## EXERCISE PROMPT
Copy each line of the data below in which the word "this" can be found.

## RECORDS TO USE
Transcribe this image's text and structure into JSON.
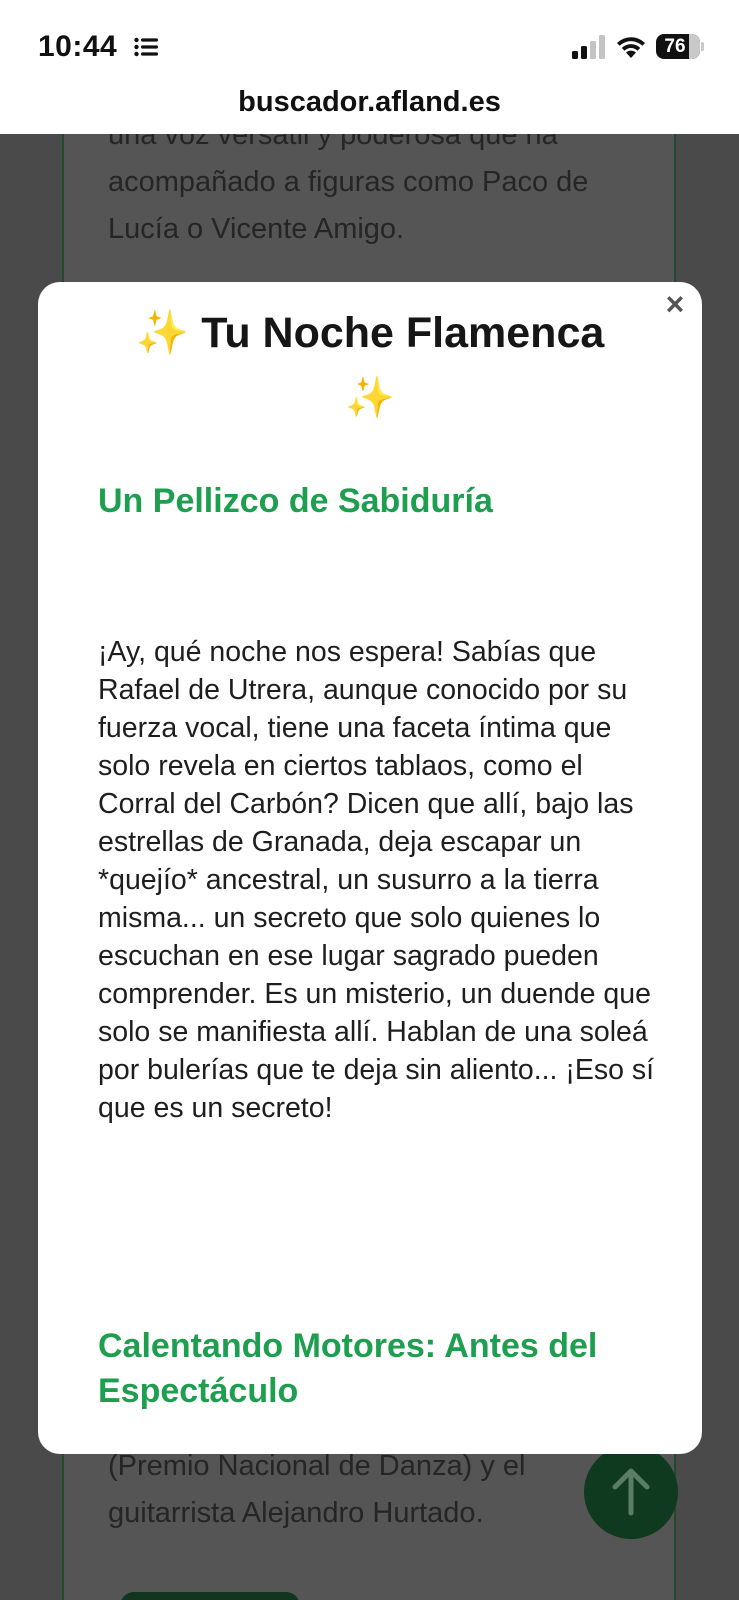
{
  "status_bar": {
    "time": "10:44",
    "battery_percent": "76",
    "battery_level": 0.76,
    "icons": [
      "list-icon",
      "signal-icon",
      "wifi-icon",
      "battery-icon"
    ]
  },
  "browser": {
    "url": "buscador.afland.es"
  },
  "background_page": {
    "text_top": "una voz versátil y poderosa que ha acompañado a figuras como Paco de Lucía o Vicente Amigo.",
    "text_bottom": "(Premio Nacional de Danza) y el guitarrista Alejandro Hurtado."
  },
  "modal": {
    "close_label": "×",
    "sparkle_left": "✨",
    "title": "Tu Noche Flamenca",
    "sparkle_right": "✨",
    "section_1_heading": "Un Pellizco de Sabiduría",
    "section_1_text": "¡Ay, qué noche nos espera! Sabías que Rafael de Utrera, aunque conocido por su fuerza vocal, tiene una faceta íntima que solo revela en ciertos tablaos, como el Corral del Carbón? Dicen que allí, bajo las estrellas de Granada, deja escapar un *quejío* ancestral, un susurro a la tierra misma... un secreto que solo quienes lo escuchan en ese lugar sagrado pueden comprender. Es un misterio, un duende que solo se manifiesta allí. Hablan de una soleá por bulerías que te deja sin aliento... ¡Eso sí que es un secreto!",
    "section_2_heading": "Calentando Motores: Antes del Espectáculo"
  },
  "colors": {
    "accent_green": "#1e9e4f",
    "overlay_gray": "#4a4a4a",
    "sparkle": "#f4c430"
  }
}
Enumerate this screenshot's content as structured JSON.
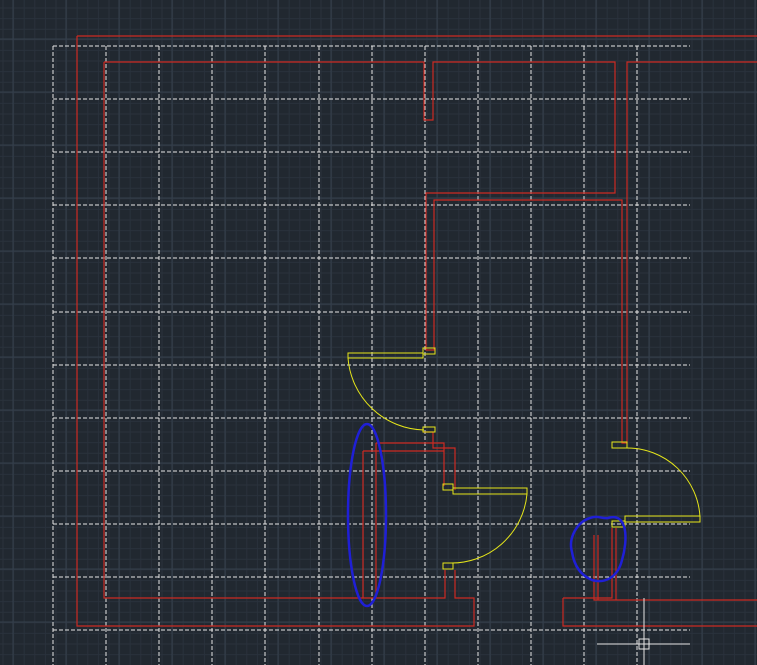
{
  "app": {
    "type": "cad-drawing-viewport"
  },
  "colors": {
    "background": "#212830",
    "background_grid_minor": "#2a323c",
    "background_grid_major": "#35404c",
    "dashed_grid": "#e6e6e6",
    "walls": "#cc2a22",
    "doors": "#e6e61a",
    "markup": "#1f1fd6",
    "cursor": "#e6e6e6"
  },
  "icons": {
    "cursor": "crosshair-pickbox-icon"
  }
}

## RESPONSE AREA
Transcribe this image's text and structure into JSON.
Enumerate this screenshot's content as structured JSON.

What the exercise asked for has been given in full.